The items, inside wooden boxes and wrapped in linen and silk, were found buried at a sanctuary last year and have since been restored and analyzed. The depth of the burial allows experts to date them to the early 4th century A.D., ministry officials said.

"These artifacts clearly belonged to the emperor, especially the scepter, which is very elaborated, it's not an item you would let someone else have," Panella said.

"As far as we know, there are no similar findings," said Angelo Bottini, the state's top official for archaeology in Rome. "Similar representations are only on coins and paintings, but we never saw them for real," he said. Bottini added that the artifacts will be shown to the public in February.

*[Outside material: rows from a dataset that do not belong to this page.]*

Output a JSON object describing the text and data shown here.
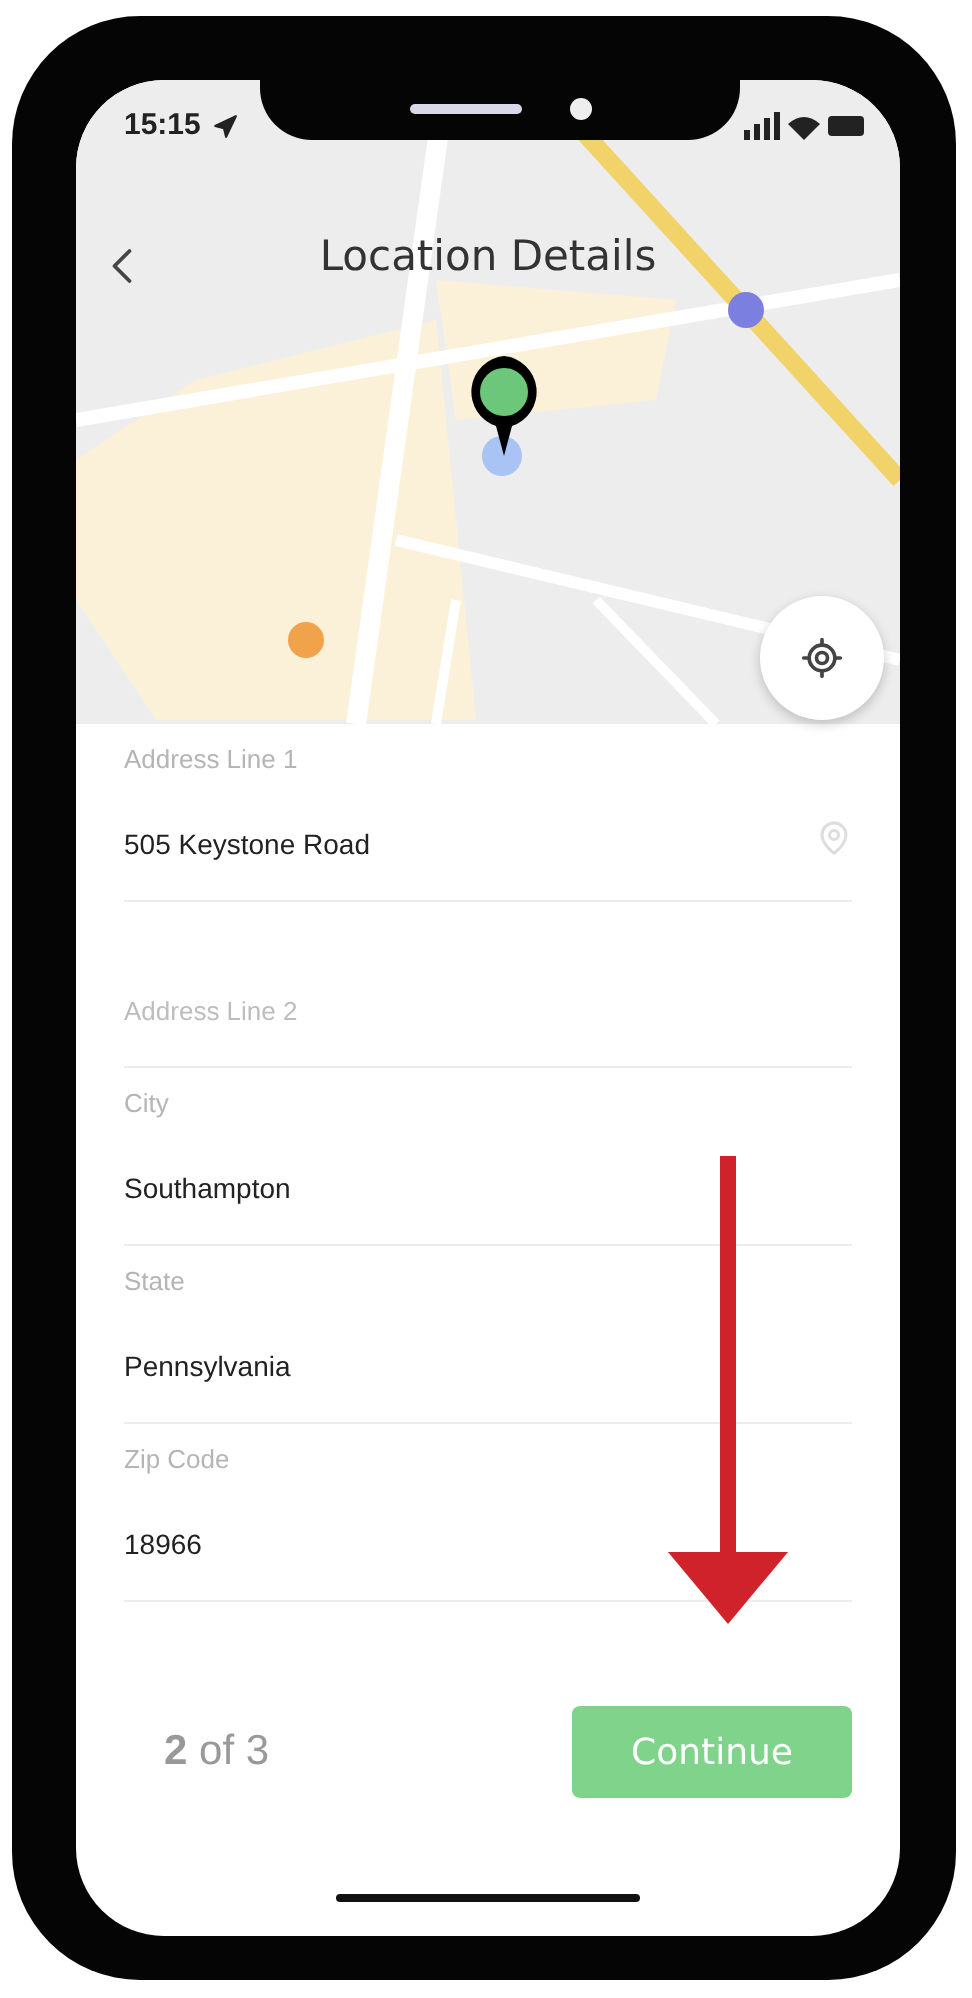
{
  "status_bar": {
    "time": "15:15"
  },
  "header": {
    "title": "Location Details"
  },
  "fields": [
    {
      "kind": "location",
      "label": "Address Line 1",
      "value": "505 Keystone Road"
    },
    {
      "kind": "text",
      "placeholder": "Address Line 2"
    },
    {
      "kind": "text",
      "label": "City",
      "value": "Southampton"
    },
    {
      "kind": "text",
      "label": "State",
      "value": "Pennsylvania"
    },
    {
      "kind": "text",
      "label": "Zip Code",
      "value": "18966"
    }
  ],
  "footer": {
    "step": "**2** of 3",
    "button": "Continue"
  }
}
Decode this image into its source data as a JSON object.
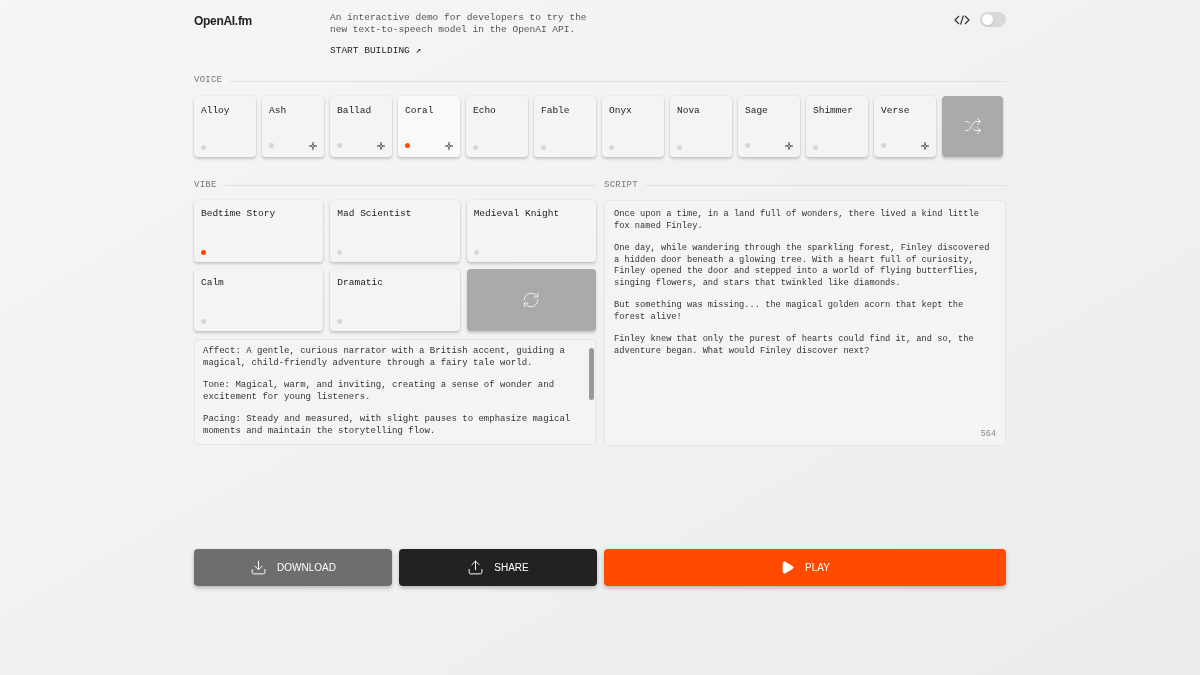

Darius A. Arya, an archaeologist and professor at the American Institute for Roman Culture, said the discovery was highly unusual.

"Here's something precious that represents the greatness of Maxentius, buried by his loyal people to save something that belonged to him," said Arya, who was not involved in the excavation. "All together, they represented the power of this particular emperor and you wouldn't want the enemy or the usurper to get a hold of it."

Excavations on the Palatine in recent decades have turned up wonders such as the house of Rome's first emperor, Augustus. Experts said that much has yet to be uncovered, hidden in underground passageways.

Friday, December 01, 2006

Robot to penetrate deep inside Cheops pyramid

Source: Yahoo! News

CAIRO (AFP) - A robot archaeologist is to be sent deep inside Egypt's largest pyramid in a bid to solve secrets revealed by a first foray more than four years ago, antiquities supremo Zahi Hawass said.

"The new robot will be sent down very narrow passages in the so-called Queen's Chamber, where the first robot was sent in 2002," said Hawass, who heads Egypt's Supreme Council of Antiquities.

Teams from Egypt and Singapore and a joint group from Britain and Hong Kong plan to insert the robot in February inside the Pyramid of Cheops at Giza, near to Cairo.

Equipped with tiny cameras, the robot will be sent down the chamber's north and south passages in the hope of discovering what lies behind two inner walls -- or doors -- revealed during the first robotic expedition in September 2002.

At the time, the robot was sent into a northern shaft leading from the Queen's Chamber, only to be blocked about 65 metres (yards) from the chamber by "a stone wall or door" with copper handles.

It also revealed the existence of a similar obstruction the same distance down the south passage.

The robot drilled a tiny hole through this blockage that was large enough to insert a micro camera which showed a cavity filled with stones -- itself closed on the far side by another wall or door.

Archaeologists have always hoped to find clues that might lead them to discover the tomb of Cheops himself. The pharaoh reigned more than 2,500 years before Christ, and it he was he who had the largest pyramid in Egypt built.

Artifacts found in Luxor (Bani-mesu's sarcophagus)

Source: Egypt State Information Service

An Egyptian-Polish archaeological mission discovered a large collection of pottery fragments, pieces of car tonnage and parts of the priest Bani-mesu's sarcophagus while excavating at Queen Hatshepsut's temple at Deir el-Bahari on Luxor's west bank.

Numerous pieces of ostraca, pottery, ushabti figurines, papyri written in Coptic and fragments of a nemes headdress of king Thutmose III have also been unearthed.

The te?m also continued its programme of restoring, documenting, and drawing of the New Kingdom shrines on the third terrace of Deir el-Bahari, including those of Thutmose III, Queen Hatshepsut, and the northern and southern shrines of Amun-Re.